Worse, he had become notorious in Boston as an infidel. He enjoyed arguing and practiced a Socratic method of asking questions and having his opponents agree with statements that gradually led them to conclusions they had not foreseen. He confessed in the Autobiography that his "indiscrete Disputations about Religion began to make me pointed at with Horror by good People, as an Infidel or Atheist" (20). Moreover, he was infamous as a radical, whose newspaper writings insulted the best-known ministers of Boston, Cotton and Increase Mather, and who satirized the old, greatly respected chief justice, Samuel Sewall. The sensitive adolescent found that his writing and his private Socratic arguments had ostracized him from many good people in Boston. Some parents told their children to have nothing to do with him. How did he find himself in this predicament, and how did he make such a mess of his life by age seventeen? And what could he do?
"A labor of love balanced by thoughtful criticism. There is nothing like it."—American Historical Review
"Veteran Franklin scholar Lemay offers a highly detailed examination of one of the most fascinating of America's founders."—Publishers Weekly
"Under Mr. Lemay's narrative spell, Franklin emerges as the greatest of Americans. . . . It takes an awesome biography to do justice to such a man, and that is exactly what Mr. Lemay is writing."—New York Sun
"Lemay's magnificent opus manages to be accessible and interesting for the general reader while also valuable for the specialist. . . . For readers who want to luxuriate in the life and times of a fascinating man and who enjoy seeing how an expert historian examines evidence and reaches conclusions, this biography is indispensable. Highly recommended."—Library Journal (starred review)
"The authoritative compendium of Franklin's remarkable exploits and contributions."—Times Higher Education Supplement
"This colossal study . . . does for Franklin what Dumas Malone did for Thomas Jefferson. In sheer comprehensiveness, it surpasses any previous (and, one imagines, future) treatment. When completed, it promises to provide just about as complete a factual account of Franklin's life as it is possible to put together."—Journal of American History
"Lemay's final output will do for the popular interest in our revolution and early founding what Douglas Southall Freeman's magisterial Lee's Lieutenants did for our fixation on the Civil War. . . . I can't wait for Mr. Lemay's next volumes."—Washington Times

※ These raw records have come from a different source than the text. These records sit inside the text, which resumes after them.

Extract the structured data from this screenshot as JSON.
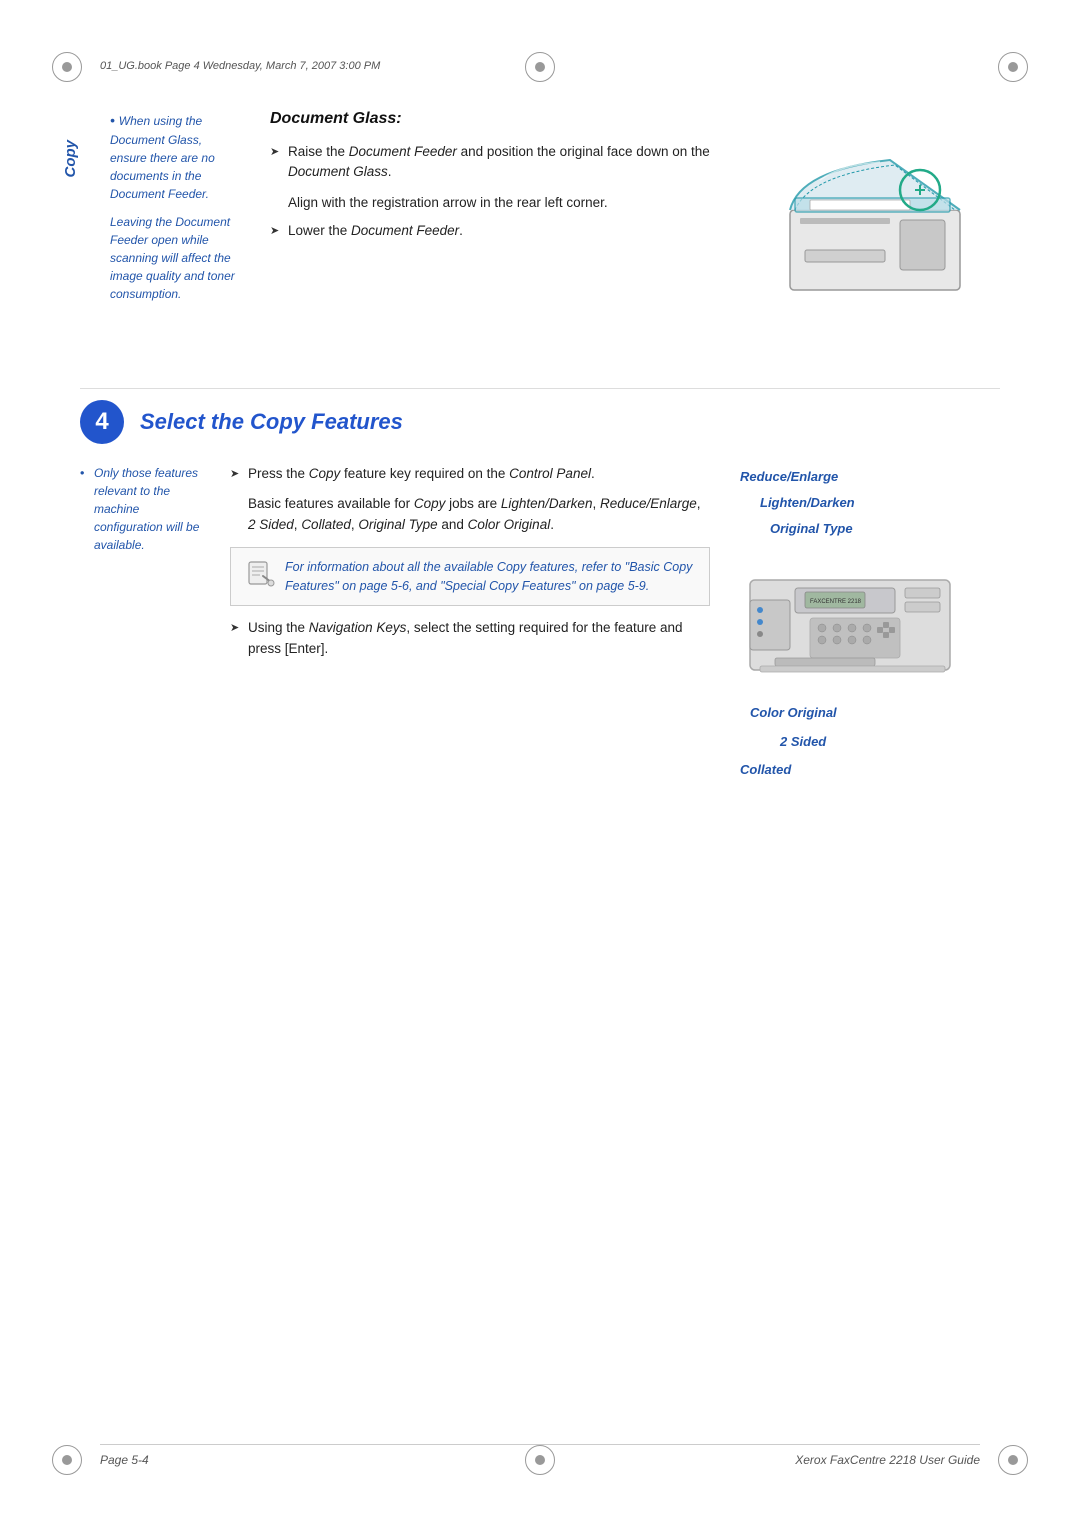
{
  "page_header": {
    "file_info": "01_UG.book  Page 4  Wednesday, March 7, 2007  3:00 PM"
  },
  "copy_label": "Copy",
  "document_glass": {
    "title": "Document Glass:",
    "bullet_note": "When using the Document Glass, ensure there are no documents in the Document Feeder.",
    "italic_note": "Leaving the Document Feeder open while scanning will affect the image quality and toner consumption.",
    "instructions": [
      {
        "arrow": "Raise the Document Feeder and position the original face down on the Document Glass.",
        "sub": "Align with the registration arrow in the rear left corner."
      },
      {
        "arrow": "Lower the Document Feeder.",
        "sub": ""
      }
    ]
  },
  "step4": {
    "number": "4",
    "title": "Select the Copy Features",
    "margin_note": "Only those features relevant to the machine configuration will be available.",
    "instructions": [
      {
        "arrow": "Press the Copy feature key required on the Control Panel.",
        "sub": "Basic features available for Copy jobs are Lighten/Darken, Reduce/Enlarge, 2 Sided, Collated, Original Type and Color Original."
      }
    ],
    "note_box": "For information about all the available Copy features, refer to \"Basic Copy Features\" on page 5-6, and \"Special Copy Features\" on page 5-9.",
    "instruction2": {
      "arrow": "Using the Navigation Keys, select the setting required for the feature and press [Enter]."
    },
    "right_labels": [
      "Reduce/Enlarge",
      "Lighten/Darken",
      "Original Type"
    ],
    "below_labels": [
      "Color Original",
      "2 Sided",
      "Collated"
    ]
  },
  "footer": {
    "left": "Page 5-4",
    "right": "Xerox FaxCentre 2218 User Guide"
  }
}
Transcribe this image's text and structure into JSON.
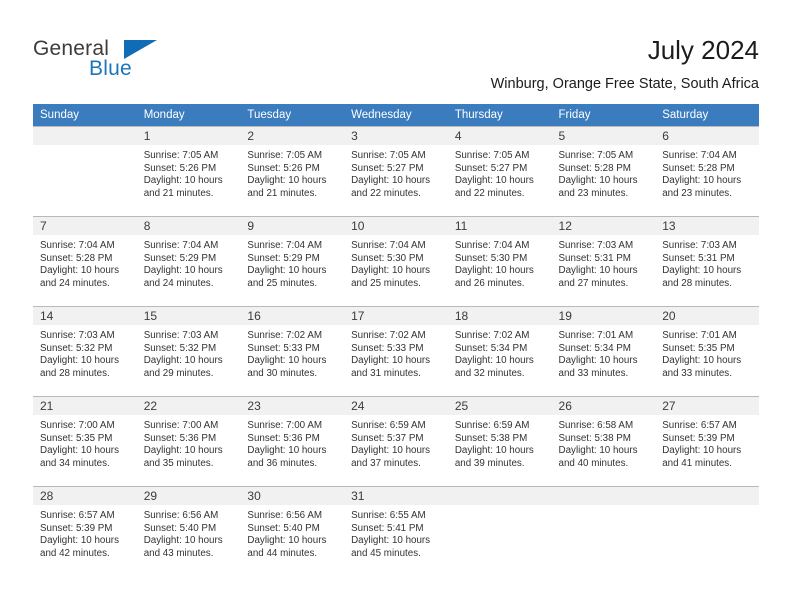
{
  "brand": {
    "word_one": "General",
    "word_two": "Blue",
    "flag_icon": "triangle-flag-icon",
    "color_primary": "#0f6cb5",
    "color_text": "#3c3c3c"
  },
  "header": {
    "title": "July 2024",
    "location": "Winburg, Orange Free State, South Africa"
  },
  "calendar": {
    "header_bg": "#3a7cbe",
    "daynum_bg": "#f1f1f1",
    "weekdays": [
      "Sunday",
      "Monday",
      "Tuesday",
      "Wednesday",
      "Thursday",
      "Friday",
      "Saturday"
    ],
    "weeks": [
      [
        {
          "day": "",
          "lines": []
        },
        {
          "day": "1",
          "lines": [
            "Sunrise: 7:05 AM",
            "Sunset: 5:26 PM",
            "Daylight: 10 hours",
            "and 21 minutes."
          ]
        },
        {
          "day": "2",
          "lines": [
            "Sunrise: 7:05 AM",
            "Sunset: 5:26 PM",
            "Daylight: 10 hours",
            "and 21 minutes."
          ]
        },
        {
          "day": "3",
          "lines": [
            "Sunrise: 7:05 AM",
            "Sunset: 5:27 PM",
            "Daylight: 10 hours",
            "and 22 minutes."
          ]
        },
        {
          "day": "4",
          "lines": [
            "Sunrise: 7:05 AM",
            "Sunset: 5:27 PM",
            "Daylight: 10 hours",
            "and 22 minutes."
          ]
        },
        {
          "day": "5",
          "lines": [
            "Sunrise: 7:05 AM",
            "Sunset: 5:28 PM",
            "Daylight: 10 hours",
            "and 23 minutes."
          ]
        },
        {
          "day": "6",
          "lines": [
            "Sunrise: 7:04 AM",
            "Sunset: 5:28 PM",
            "Daylight: 10 hours",
            "and 23 minutes."
          ]
        }
      ],
      [
        {
          "day": "7",
          "lines": [
            "Sunrise: 7:04 AM",
            "Sunset: 5:28 PM",
            "Daylight: 10 hours",
            "and 24 minutes."
          ]
        },
        {
          "day": "8",
          "lines": [
            "Sunrise: 7:04 AM",
            "Sunset: 5:29 PM",
            "Daylight: 10 hours",
            "and 24 minutes."
          ]
        },
        {
          "day": "9",
          "lines": [
            "Sunrise: 7:04 AM",
            "Sunset: 5:29 PM",
            "Daylight: 10 hours",
            "and 25 minutes."
          ]
        },
        {
          "day": "10",
          "lines": [
            "Sunrise: 7:04 AM",
            "Sunset: 5:30 PM",
            "Daylight: 10 hours",
            "and 25 minutes."
          ]
        },
        {
          "day": "11",
          "lines": [
            "Sunrise: 7:04 AM",
            "Sunset: 5:30 PM",
            "Daylight: 10 hours",
            "and 26 minutes."
          ]
        },
        {
          "day": "12",
          "lines": [
            "Sunrise: 7:03 AM",
            "Sunset: 5:31 PM",
            "Daylight: 10 hours",
            "and 27 minutes."
          ]
        },
        {
          "day": "13",
          "lines": [
            "Sunrise: 7:03 AM",
            "Sunset: 5:31 PM",
            "Daylight: 10 hours",
            "and 28 minutes."
          ]
        }
      ],
      [
        {
          "day": "14",
          "lines": [
            "Sunrise: 7:03 AM",
            "Sunset: 5:32 PM",
            "Daylight: 10 hours",
            "and 28 minutes."
          ]
        },
        {
          "day": "15",
          "lines": [
            "Sunrise: 7:03 AM",
            "Sunset: 5:32 PM",
            "Daylight: 10 hours",
            "and 29 minutes."
          ]
        },
        {
          "day": "16",
          "lines": [
            "Sunrise: 7:02 AM",
            "Sunset: 5:33 PM",
            "Daylight: 10 hours",
            "and 30 minutes."
          ]
        },
        {
          "day": "17",
          "lines": [
            "Sunrise: 7:02 AM",
            "Sunset: 5:33 PM",
            "Daylight: 10 hours",
            "and 31 minutes."
          ]
        },
        {
          "day": "18",
          "lines": [
            "Sunrise: 7:02 AM",
            "Sunset: 5:34 PM",
            "Daylight: 10 hours",
            "and 32 minutes."
          ]
        },
        {
          "day": "19",
          "lines": [
            "Sunrise: 7:01 AM",
            "Sunset: 5:34 PM",
            "Daylight: 10 hours",
            "and 33 minutes."
          ]
        },
        {
          "day": "20",
          "lines": [
            "Sunrise: 7:01 AM",
            "Sunset: 5:35 PM",
            "Daylight: 10 hours",
            "and 33 minutes."
          ]
        }
      ],
      [
        {
          "day": "21",
          "lines": [
            "Sunrise: 7:00 AM",
            "Sunset: 5:35 PM",
            "Daylight: 10 hours",
            "and 34 minutes."
          ]
        },
        {
          "day": "22",
          "lines": [
            "Sunrise: 7:00 AM",
            "Sunset: 5:36 PM",
            "Daylight: 10 hours",
            "and 35 minutes."
          ]
        },
        {
          "day": "23",
          "lines": [
            "Sunrise: 7:00 AM",
            "Sunset: 5:36 PM",
            "Daylight: 10 hours",
            "and 36 minutes."
          ]
        },
        {
          "day": "24",
          "lines": [
            "Sunrise: 6:59 AM",
            "Sunset: 5:37 PM",
            "Daylight: 10 hours",
            "and 37 minutes."
          ]
        },
        {
          "day": "25",
          "lines": [
            "Sunrise: 6:59 AM",
            "Sunset: 5:38 PM",
            "Daylight: 10 hours",
            "and 39 minutes."
          ]
        },
        {
          "day": "26",
          "lines": [
            "Sunrise: 6:58 AM",
            "Sunset: 5:38 PM",
            "Daylight: 10 hours",
            "and 40 minutes."
          ]
        },
        {
          "day": "27",
          "lines": [
            "Sunrise: 6:57 AM",
            "Sunset: 5:39 PM",
            "Daylight: 10 hours",
            "and 41 minutes."
          ]
        }
      ],
      [
        {
          "day": "28",
          "lines": [
            "Sunrise: 6:57 AM",
            "Sunset: 5:39 PM",
            "Daylight: 10 hours",
            "and 42 minutes."
          ]
        },
        {
          "day": "29",
          "lines": [
            "Sunrise: 6:56 AM",
            "Sunset: 5:40 PM",
            "Daylight: 10 hours",
            "and 43 minutes."
          ]
        },
        {
          "day": "30",
          "lines": [
            "Sunrise: 6:56 AM",
            "Sunset: 5:40 PM",
            "Daylight: 10 hours",
            "and 44 minutes."
          ]
        },
        {
          "day": "31",
          "lines": [
            "Sunrise: 6:55 AM",
            "Sunset: 5:41 PM",
            "Daylight: 10 hours",
            "and 45 minutes."
          ]
        },
        {
          "day": "",
          "lines": []
        },
        {
          "day": "",
          "lines": []
        },
        {
          "day": "",
          "lines": []
        }
      ]
    ]
  }
}
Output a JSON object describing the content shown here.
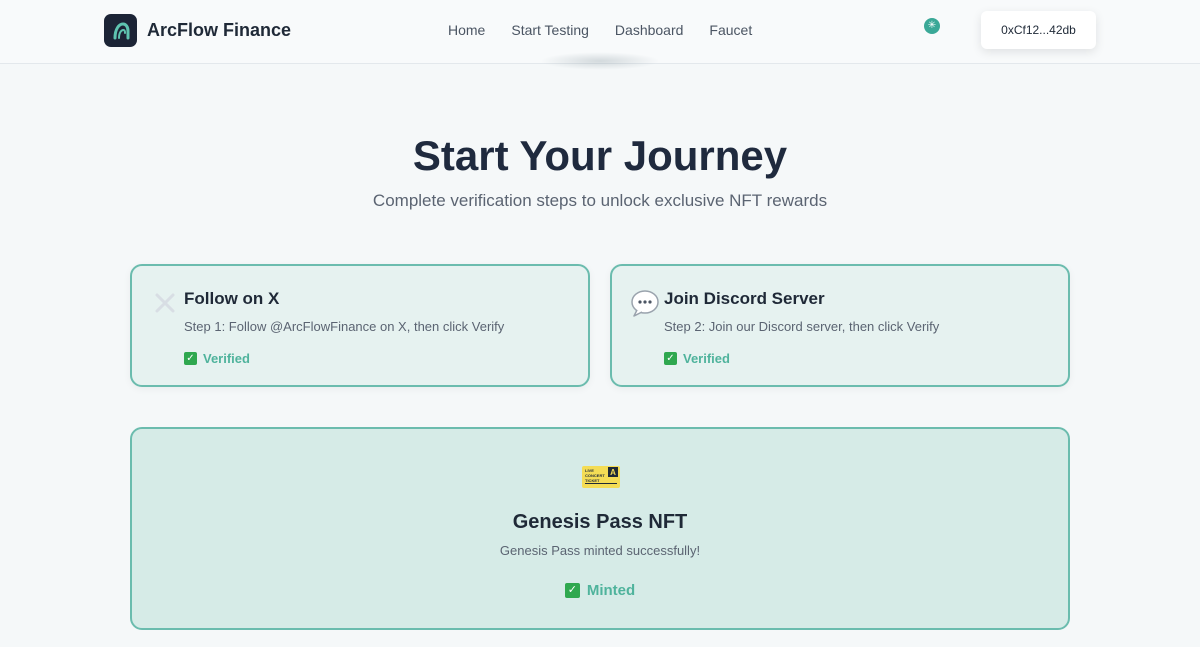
{
  "header": {
    "brand": "ArcFlow Finance",
    "nav": [
      {
        "label": "Home"
      },
      {
        "label": "Start Testing"
      },
      {
        "label": "Dashboard"
      },
      {
        "label": "Faucet"
      }
    ],
    "wallet_address": "0xCf12...42db"
  },
  "hero": {
    "title": "Start Your Journey",
    "subtitle": "Complete verification steps to unlock exclusive NFT rewards"
  },
  "steps": [
    {
      "icon": "x-logo-icon",
      "title": "Follow on X",
      "description": "Step 1: Follow @ArcFlowFinance on X, then click Verify",
      "status": "Verified"
    },
    {
      "icon": "speech-bubble-icon",
      "title": "Join Discord Server",
      "description": "Step 2: Join our Discord server, then click Verify",
      "status": "Verified"
    }
  ],
  "nft": {
    "icon": "ticket-icon",
    "ticket_text": "LIVE CONCERT TICKET",
    "ticket_badge": "A",
    "title": "Genesis Pass NFT",
    "description": "Genesis Pass minted successfully!",
    "status": "Minted"
  },
  "colors": {
    "accent": "#3aa897",
    "card_bg": "#e6f2f0",
    "card_border": "#6bbcae",
    "status_text": "#4fb39c",
    "logo_bg": "#1c2436"
  }
}
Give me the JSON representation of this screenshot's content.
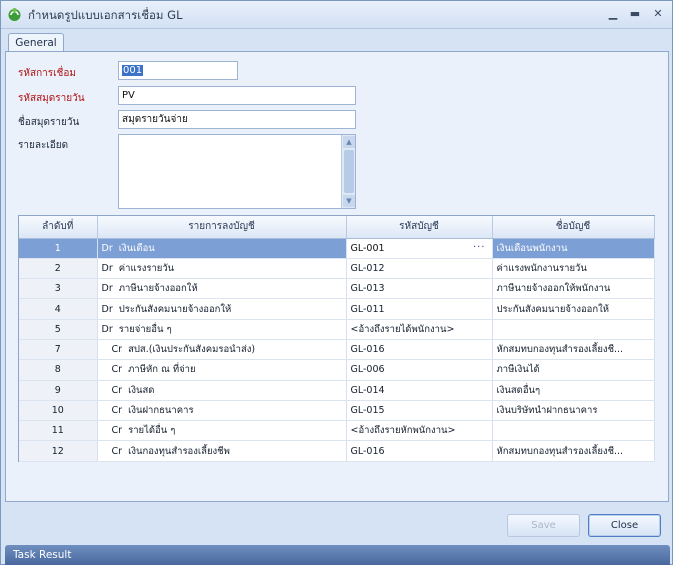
{
  "window": {
    "title": "กำหนดรูปแบบเอกสารเชื่อม GL"
  },
  "tabs": [
    {
      "label": "General"
    }
  ],
  "form": {
    "code_label": "รหัสการเชื่อม",
    "code_value": "001",
    "journal_code_label": "รหัสสมุดรายวัน",
    "journal_code_value": "PV",
    "journal_name_label": "ชื่อสมุดรายวัน",
    "journal_name_value": "สมุดรายวันจ่าย",
    "detail_label": "รายละเอียด",
    "detail_value": ""
  },
  "grid": {
    "columns": [
      "ลำดับที่",
      "รายการลงบัญชี",
      "รหัสบัญชี",
      "ชื่อบัญชี"
    ],
    "rows": [
      {
        "no": "1",
        "side": "Dr",
        "desc": "เงินเดือน",
        "code": "GL-001",
        "name": "เงินเดือนพนักงาน",
        "selected": true
      },
      {
        "no": "2",
        "side": "Dr",
        "desc": "ค่าแรงรายวัน",
        "code": "GL-012",
        "name": "ค่าแรงพนักงานรายวัน"
      },
      {
        "no": "3",
        "side": "Dr",
        "desc": "ภาษีนายจ้างออกให้",
        "code": "GL-013",
        "name": "ภาษีนายจ้างออกให้พนักงาน"
      },
      {
        "no": "4",
        "side": "Dr",
        "desc": "ประกันสังคมนายจ้างออกให้",
        "code": "GL-011",
        "name": "ประกันสังคมนายจ้างออกให้"
      },
      {
        "no": "5",
        "side": "Dr",
        "desc": "รายจ่ายอื่น ๆ",
        "code": "<อ้างถึงรายได้พนักงาน>",
        "name": ""
      },
      {
        "no": "7",
        "side": "Cr",
        "desc": "สปส.(เงินประกันสังคมรอนำส่ง)",
        "code": "GL-016",
        "name": "หักสมทบกองทุนสำรองเลี้ยงชี..."
      },
      {
        "no": "8",
        "side": "Cr",
        "desc": "ภาษีหัก ณ ที่จ่าย",
        "code": "GL-006",
        "name": "ภาษีเงินได้"
      },
      {
        "no": "9",
        "side": "Cr",
        "desc": "เงินสด",
        "code": "GL-014",
        "name": "เงินสดอื่นๆ"
      },
      {
        "no": "10",
        "side": "Cr",
        "desc": "เงินฝากธนาคาร",
        "code": "GL-015",
        "name": "เงินบริษัทนำฝากธนาคาร"
      },
      {
        "no": "11",
        "side": "Cr",
        "desc": "รายได้อื่น ๆ",
        "code": "<อ้างถึงรายหักพนักงาน>",
        "name": ""
      },
      {
        "no": "12",
        "side": "Cr",
        "desc": "เงินกองทุนสำรองเลี้ยงชีพ",
        "code": "GL-016",
        "name": "หักสมทบกองทุนสำรองเลี้ยงชี..."
      }
    ]
  },
  "buttons": {
    "save": "Save",
    "close": "Close"
  },
  "task_result": "Task Result",
  "colors": {
    "selected_row": "#7c9fd6",
    "required_label": "#b01515",
    "task_bar": "#48689d"
  }
}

"Recent books on Ben Franklin abound. However, this work, in the classic multivolume 'life and times' genre, is especially valuable. Highly recommended."—Choice